EXERCISE OBJECTIVE => The answer should be each line of the records that contains the word "glyph"; please copy them all.

SUPPLIED RECORDS =>

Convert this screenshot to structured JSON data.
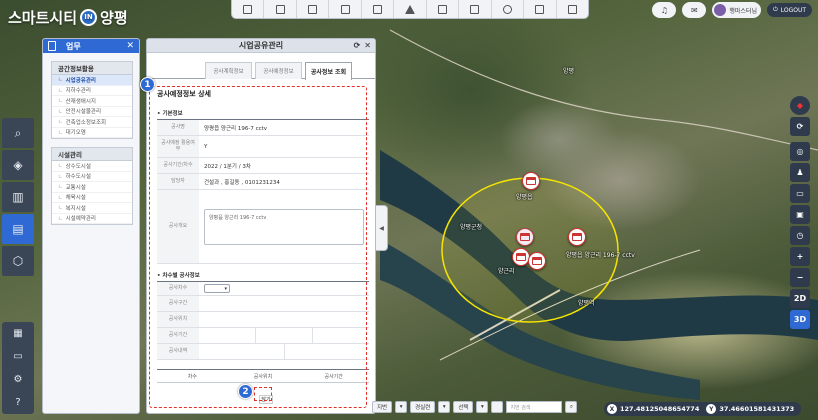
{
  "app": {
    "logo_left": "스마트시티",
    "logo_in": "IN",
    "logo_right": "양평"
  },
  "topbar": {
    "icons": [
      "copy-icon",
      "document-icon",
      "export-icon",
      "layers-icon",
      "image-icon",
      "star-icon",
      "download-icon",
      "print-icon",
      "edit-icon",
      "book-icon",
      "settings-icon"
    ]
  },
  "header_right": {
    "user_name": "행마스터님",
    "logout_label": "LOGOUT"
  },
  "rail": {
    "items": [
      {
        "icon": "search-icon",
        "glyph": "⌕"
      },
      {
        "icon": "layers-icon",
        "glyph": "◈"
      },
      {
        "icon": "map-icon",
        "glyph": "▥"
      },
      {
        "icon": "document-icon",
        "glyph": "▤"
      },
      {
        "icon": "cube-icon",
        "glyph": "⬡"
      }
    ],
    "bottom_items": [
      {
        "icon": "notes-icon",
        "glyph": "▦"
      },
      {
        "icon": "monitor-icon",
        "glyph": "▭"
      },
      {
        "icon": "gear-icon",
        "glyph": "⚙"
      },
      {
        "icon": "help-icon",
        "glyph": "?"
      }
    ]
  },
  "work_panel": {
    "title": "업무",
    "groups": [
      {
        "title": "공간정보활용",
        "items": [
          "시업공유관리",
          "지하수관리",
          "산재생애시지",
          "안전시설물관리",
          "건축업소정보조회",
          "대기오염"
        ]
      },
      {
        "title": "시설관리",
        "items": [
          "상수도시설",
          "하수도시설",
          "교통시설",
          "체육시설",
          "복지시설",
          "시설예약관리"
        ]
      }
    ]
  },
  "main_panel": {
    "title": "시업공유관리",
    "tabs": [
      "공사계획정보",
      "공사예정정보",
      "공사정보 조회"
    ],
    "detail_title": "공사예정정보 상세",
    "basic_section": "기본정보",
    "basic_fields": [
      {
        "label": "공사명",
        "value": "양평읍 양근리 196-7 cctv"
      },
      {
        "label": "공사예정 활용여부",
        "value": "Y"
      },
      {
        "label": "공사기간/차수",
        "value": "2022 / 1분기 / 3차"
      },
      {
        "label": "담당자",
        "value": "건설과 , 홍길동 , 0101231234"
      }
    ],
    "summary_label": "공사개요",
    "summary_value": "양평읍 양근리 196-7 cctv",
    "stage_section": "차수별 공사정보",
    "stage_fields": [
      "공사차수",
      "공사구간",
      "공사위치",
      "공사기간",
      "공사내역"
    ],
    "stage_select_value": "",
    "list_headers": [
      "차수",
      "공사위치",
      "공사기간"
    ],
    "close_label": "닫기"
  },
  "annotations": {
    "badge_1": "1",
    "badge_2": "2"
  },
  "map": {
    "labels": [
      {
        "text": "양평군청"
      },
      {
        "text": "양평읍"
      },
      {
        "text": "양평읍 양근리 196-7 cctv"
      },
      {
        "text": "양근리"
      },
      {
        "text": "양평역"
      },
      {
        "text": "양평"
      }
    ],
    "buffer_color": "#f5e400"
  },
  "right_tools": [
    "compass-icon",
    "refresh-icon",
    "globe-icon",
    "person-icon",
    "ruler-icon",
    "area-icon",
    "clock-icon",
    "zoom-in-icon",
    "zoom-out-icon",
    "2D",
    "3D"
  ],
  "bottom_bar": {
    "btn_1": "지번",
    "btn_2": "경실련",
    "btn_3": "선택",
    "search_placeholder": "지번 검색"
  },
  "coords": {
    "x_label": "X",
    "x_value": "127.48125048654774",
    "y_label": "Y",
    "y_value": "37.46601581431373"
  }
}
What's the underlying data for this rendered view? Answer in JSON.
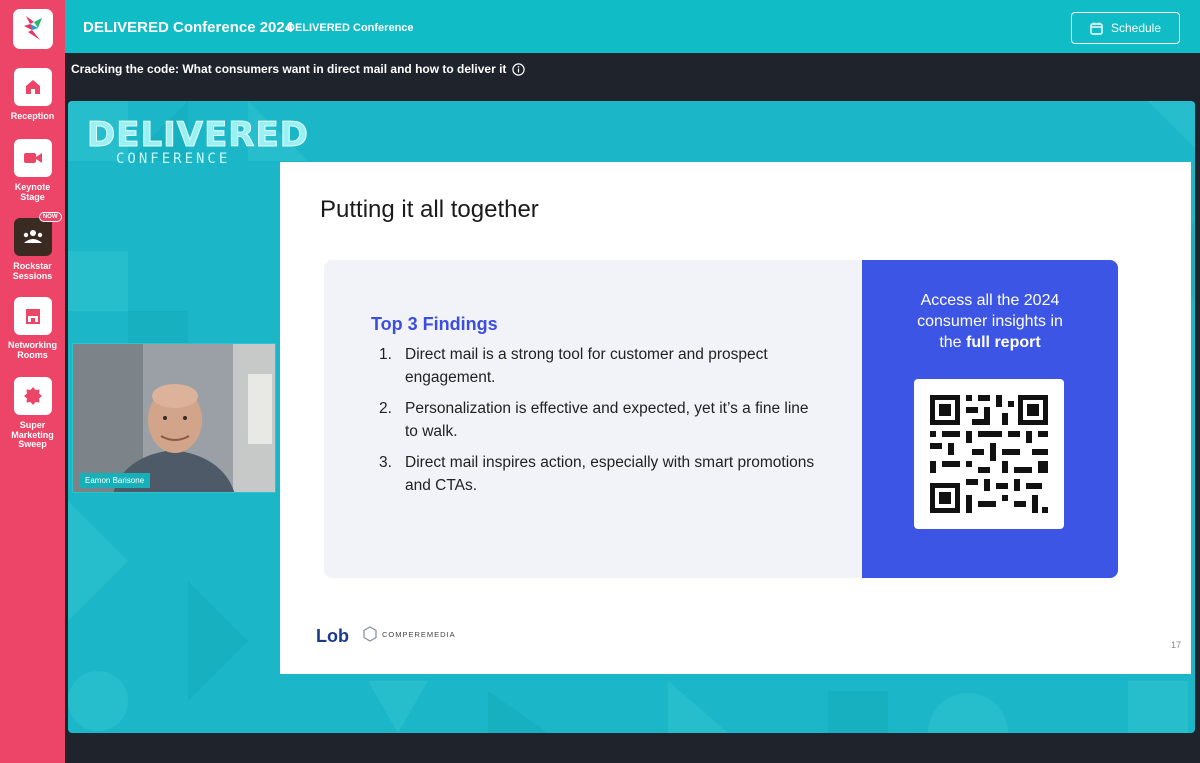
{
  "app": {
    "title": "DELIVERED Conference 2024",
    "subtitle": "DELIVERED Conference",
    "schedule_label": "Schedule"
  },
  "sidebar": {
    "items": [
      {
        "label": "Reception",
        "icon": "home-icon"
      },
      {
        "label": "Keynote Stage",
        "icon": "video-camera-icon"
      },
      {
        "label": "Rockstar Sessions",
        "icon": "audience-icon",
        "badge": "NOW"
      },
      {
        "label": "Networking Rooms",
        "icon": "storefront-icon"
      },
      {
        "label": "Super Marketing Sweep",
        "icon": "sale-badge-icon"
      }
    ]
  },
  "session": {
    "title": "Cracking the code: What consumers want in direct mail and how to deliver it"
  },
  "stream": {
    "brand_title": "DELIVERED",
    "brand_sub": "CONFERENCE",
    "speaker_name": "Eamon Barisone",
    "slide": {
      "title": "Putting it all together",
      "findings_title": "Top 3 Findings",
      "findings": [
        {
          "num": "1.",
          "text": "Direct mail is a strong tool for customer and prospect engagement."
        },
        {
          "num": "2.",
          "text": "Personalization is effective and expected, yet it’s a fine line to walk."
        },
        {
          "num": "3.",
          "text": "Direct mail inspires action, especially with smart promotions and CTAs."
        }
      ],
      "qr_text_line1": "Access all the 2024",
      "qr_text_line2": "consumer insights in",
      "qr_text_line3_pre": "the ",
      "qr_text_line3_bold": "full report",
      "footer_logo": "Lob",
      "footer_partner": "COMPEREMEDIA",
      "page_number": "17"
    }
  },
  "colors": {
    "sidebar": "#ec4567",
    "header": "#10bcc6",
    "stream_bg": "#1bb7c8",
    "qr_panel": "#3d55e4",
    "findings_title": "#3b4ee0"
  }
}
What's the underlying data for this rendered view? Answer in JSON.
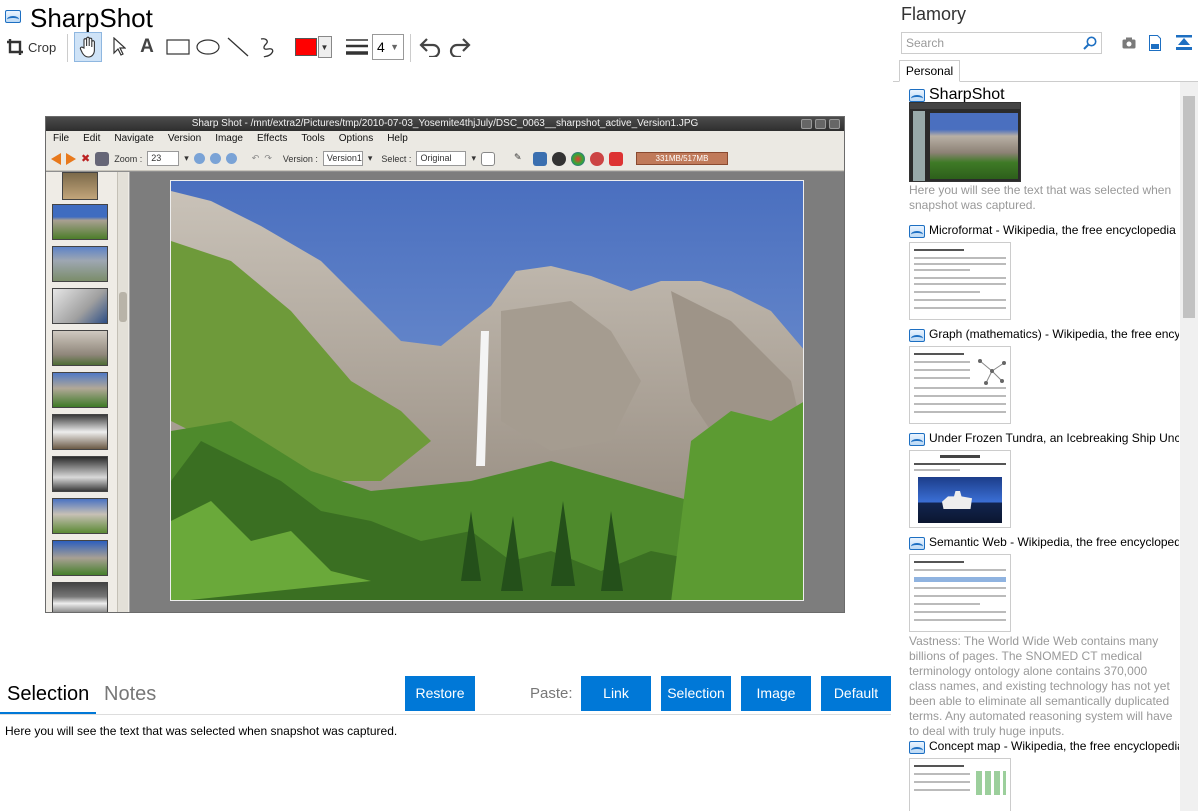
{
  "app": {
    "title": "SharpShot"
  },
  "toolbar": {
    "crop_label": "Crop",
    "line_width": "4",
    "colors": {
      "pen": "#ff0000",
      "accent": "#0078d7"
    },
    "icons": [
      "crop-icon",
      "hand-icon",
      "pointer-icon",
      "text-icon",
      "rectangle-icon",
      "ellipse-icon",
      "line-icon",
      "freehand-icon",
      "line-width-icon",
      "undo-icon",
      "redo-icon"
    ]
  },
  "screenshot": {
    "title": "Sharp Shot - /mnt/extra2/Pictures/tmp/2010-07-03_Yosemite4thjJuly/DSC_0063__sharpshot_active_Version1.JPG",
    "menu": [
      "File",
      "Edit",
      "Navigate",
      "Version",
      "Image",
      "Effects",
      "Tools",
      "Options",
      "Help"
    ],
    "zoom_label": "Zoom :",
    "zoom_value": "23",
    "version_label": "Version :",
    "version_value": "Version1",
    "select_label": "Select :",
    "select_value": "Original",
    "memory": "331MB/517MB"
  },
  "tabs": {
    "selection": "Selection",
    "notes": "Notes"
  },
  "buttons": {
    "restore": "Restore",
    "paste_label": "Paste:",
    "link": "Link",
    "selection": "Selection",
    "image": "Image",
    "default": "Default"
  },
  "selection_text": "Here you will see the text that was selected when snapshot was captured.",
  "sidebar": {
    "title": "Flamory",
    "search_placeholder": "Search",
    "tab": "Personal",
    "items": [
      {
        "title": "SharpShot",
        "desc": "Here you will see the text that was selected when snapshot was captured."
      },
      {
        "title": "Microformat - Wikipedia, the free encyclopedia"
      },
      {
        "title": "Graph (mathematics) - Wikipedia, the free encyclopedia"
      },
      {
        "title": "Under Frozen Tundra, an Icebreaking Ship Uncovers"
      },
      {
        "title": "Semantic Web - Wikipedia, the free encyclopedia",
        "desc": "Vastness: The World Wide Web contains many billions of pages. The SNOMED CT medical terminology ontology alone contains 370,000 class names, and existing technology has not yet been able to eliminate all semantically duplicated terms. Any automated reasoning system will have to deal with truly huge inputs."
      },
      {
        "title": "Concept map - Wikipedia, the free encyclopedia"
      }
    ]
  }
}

RESULT OF THE EXERCISE =>
        "glyph": "⌕"
        "glyph": "◈"
        "glyph": "▥"
        "glyph": "▤"
        "glyph": "⬡"
        "glyph": "▦"
        "glyph": "▭"
        "glyph": "⚙"
        "glyph": "?"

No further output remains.